**WHAT NEEDS TO BE DONE**
Your output should repeat each record below with no differences.

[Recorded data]

----------

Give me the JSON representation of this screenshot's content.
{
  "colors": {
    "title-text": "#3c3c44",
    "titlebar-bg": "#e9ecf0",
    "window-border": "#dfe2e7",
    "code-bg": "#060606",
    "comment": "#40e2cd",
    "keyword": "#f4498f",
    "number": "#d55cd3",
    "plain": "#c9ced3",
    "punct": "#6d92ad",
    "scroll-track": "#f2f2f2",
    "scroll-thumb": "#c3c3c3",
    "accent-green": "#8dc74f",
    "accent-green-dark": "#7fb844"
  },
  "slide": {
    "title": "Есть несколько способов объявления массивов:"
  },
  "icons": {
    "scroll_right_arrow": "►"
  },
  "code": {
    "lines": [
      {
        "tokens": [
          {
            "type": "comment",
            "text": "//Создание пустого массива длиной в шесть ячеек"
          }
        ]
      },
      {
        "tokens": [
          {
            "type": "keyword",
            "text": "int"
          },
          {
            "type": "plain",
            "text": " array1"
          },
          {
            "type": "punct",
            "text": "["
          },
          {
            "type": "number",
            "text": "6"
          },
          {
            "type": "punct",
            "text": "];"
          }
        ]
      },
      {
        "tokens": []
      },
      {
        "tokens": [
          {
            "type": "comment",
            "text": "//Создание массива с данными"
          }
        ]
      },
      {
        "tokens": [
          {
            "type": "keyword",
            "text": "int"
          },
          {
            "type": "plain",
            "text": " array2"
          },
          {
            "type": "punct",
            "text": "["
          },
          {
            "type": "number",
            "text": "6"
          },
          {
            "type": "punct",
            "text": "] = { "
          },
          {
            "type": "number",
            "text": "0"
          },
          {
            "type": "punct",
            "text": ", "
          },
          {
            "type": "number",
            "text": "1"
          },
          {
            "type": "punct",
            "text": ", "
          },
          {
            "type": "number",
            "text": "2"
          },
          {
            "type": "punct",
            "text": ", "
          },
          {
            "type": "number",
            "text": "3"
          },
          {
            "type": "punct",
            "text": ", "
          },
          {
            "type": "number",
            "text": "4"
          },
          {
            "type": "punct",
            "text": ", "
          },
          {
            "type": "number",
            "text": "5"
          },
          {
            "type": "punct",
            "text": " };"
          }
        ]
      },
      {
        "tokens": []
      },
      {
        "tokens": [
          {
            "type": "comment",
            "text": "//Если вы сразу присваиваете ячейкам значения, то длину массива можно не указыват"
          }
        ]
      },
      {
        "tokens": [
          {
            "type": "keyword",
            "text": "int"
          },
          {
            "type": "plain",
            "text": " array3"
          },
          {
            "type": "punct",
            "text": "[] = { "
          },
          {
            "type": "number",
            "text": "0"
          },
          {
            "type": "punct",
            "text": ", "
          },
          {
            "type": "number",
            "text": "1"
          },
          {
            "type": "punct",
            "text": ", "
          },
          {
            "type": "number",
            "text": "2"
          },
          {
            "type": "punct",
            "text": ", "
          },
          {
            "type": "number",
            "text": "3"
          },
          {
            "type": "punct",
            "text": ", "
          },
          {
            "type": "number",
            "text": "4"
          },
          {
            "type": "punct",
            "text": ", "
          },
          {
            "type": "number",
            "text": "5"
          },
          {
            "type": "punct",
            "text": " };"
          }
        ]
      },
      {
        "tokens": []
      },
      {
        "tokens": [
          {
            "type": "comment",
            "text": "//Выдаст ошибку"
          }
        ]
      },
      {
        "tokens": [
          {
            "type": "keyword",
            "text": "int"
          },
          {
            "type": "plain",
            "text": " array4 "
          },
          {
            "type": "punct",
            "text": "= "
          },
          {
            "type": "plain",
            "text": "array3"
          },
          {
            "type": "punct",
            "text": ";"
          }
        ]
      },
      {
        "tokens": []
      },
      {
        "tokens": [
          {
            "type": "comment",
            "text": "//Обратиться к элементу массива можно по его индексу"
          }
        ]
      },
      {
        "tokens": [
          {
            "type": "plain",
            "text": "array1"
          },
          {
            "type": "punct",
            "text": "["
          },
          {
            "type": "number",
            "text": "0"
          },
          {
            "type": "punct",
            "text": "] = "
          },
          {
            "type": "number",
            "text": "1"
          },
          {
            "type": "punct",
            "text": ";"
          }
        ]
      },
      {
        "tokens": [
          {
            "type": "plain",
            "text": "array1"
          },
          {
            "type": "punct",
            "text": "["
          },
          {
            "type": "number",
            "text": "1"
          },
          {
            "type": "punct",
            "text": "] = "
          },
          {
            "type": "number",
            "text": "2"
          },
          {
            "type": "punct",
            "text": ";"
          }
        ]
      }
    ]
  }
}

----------

**RESPONSE BOX**
Give me the JSON representation of this screenshot's content.
{
  "colors": {
    "title-text": "#3c3c44",
    "titlebar-bg": "#e9ecf0",
    "window-border": "#dfe2e7",
    "code-bg": "#060606",
    "comment": "#40e2cd",
    "keyword": "#f4498f",
    "number": "#d55cd3",
    "plain": "#c9ced3",
    "punct": "#6d92ad",
    "scroll-track": "#f2f2f2",
    "scroll-thumb": "#c3c3c3",
    "accent-green": "#8dc74f",
    "accent-green-dark": "#7fb844"
  },
  "slide": {
    "title": "Есть несколько способов объявления массивов:"
  },
  "icons": {
    "scroll_right_arrow": "►"
  },
  "code": {
    "lines": [
      {
        "tokens": [
          {
            "type": "comment",
            "text": "//Создание пустого массива длиной в шесть ячеек"
          }
        ]
      },
      {
        "tokens": [
          {
            "type": "keyword",
            "text": "int"
          },
          {
            "type": "plain",
            "text": " array1"
          },
          {
            "type": "punct",
            "text": "["
          },
          {
            "type": "number",
            "text": "6"
          },
          {
            "type": "punct",
            "text": "];"
          }
        ]
      },
      {
        "tokens": []
      },
      {
        "tokens": [
          {
            "type": "comment",
            "text": "//Создание массива с данными"
          }
        ]
      },
      {
        "tokens": [
          {
            "type": "keyword",
            "text": "int"
          },
          {
            "type": "plain",
            "text": " array2"
          },
          {
            "type": "punct",
            "text": "["
          },
          {
            "type": "number",
            "text": "6"
          },
          {
            "type": "punct",
            "text": "] = { "
          },
          {
            "type": "number",
            "text": "0"
          },
          {
            "type": "punct",
            "text": ", "
          },
          {
            "type": "number",
            "text": "1"
          },
          {
            "type": "punct",
            "text": ", "
          },
          {
            "type": "number",
            "text": "2"
          },
          {
            "type": "punct",
            "text": ", "
          },
          {
            "type": "number",
            "text": "3"
          },
          {
            "type": "punct",
            "text": ", "
          },
          {
            "type": "number",
            "text": "4"
          },
          {
            "type": "punct",
            "text": ", "
          },
          {
            "type": "number",
            "text": "5"
          },
          {
            "type": "punct",
            "text": " };"
          }
        ]
      },
      {
        "tokens": []
      },
      {
        "tokens": [
          {
            "type": "comment",
            "text": "//Если вы сразу присваиваете ячейкам значения, то длину массива можно не указыват"
          }
        ]
      },
      {
        "tokens": [
          {
            "type": "keyword",
            "text": "int"
          },
          {
            "type": "plain",
            "text": " array3"
          },
          {
            "type": "punct",
            "text": "[] = { "
          },
          {
            "type": "number",
            "text": "0"
          },
          {
            "type": "punct",
            "text": ", "
          },
          {
            "type": "number",
            "text": "1"
          },
          {
            "type": "punct",
            "text": ", "
          },
          {
            "type": "number",
            "text": "2"
          },
          {
            "type": "punct",
            "text": ", "
          },
          {
            "type": "number",
            "text": "3"
          },
          {
            "type": "punct",
            "text": ", "
          },
          {
            "type": "number",
            "text": "4"
          },
          {
            "type": "punct",
            "text": ", "
          },
          {
            "type": "number",
            "text": "5"
          },
          {
            "type": "punct",
            "text": " };"
          }
        ]
      },
      {
        "tokens": []
      },
      {
        "tokens": [
          {
            "type": "comment",
            "text": "//Выдаст ошибку"
          }
        ]
      },
      {
        "tokens": [
          {
            "type": "keyword",
            "text": "int"
          },
          {
            "type": "plain",
            "text": " array4 "
          },
          {
            "type": "punct",
            "text": "= "
          },
          {
            "type": "plain",
            "text": "array3"
          },
          {
            "type": "punct",
            "text": ";"
          }
        ]
      },
      {
        "tokens": []
      },
      {
        "tokens": [
          {
            "type": "comment",
            "text": "//Обратиться к элементу массива можно по его индексу"
          }
        ]
      },
      {
        "tokens": [
          {
            "type": "plain",
            "text": "array1"
          },
          {
            "type": "punct",
            "text": "["
          },
          {
            "type": "number",
            "text": "0"
          },
          {
            "type": "punct",
            "text": "] = "
          },
          {
            "type": "number",
            "text": "1"
          },
          {
            "type": "punct",
            "text": ";"
          }
        ]
      },
      {
        "tokens": [
          {
            "type": "plain",
            "text": "array1"
          },
          {
            "type": "punct",
            "text": "["
          },
          {
            "type": "number",
            "text": "1"
          },
          {
            "type": "punct",
            "text": "] = "
          },
          {
            "type": "number",
            "text": "2"
          },
          {
            "type": "punct",
            "text": ";"
          }
        ]
      }
    ]
  }
}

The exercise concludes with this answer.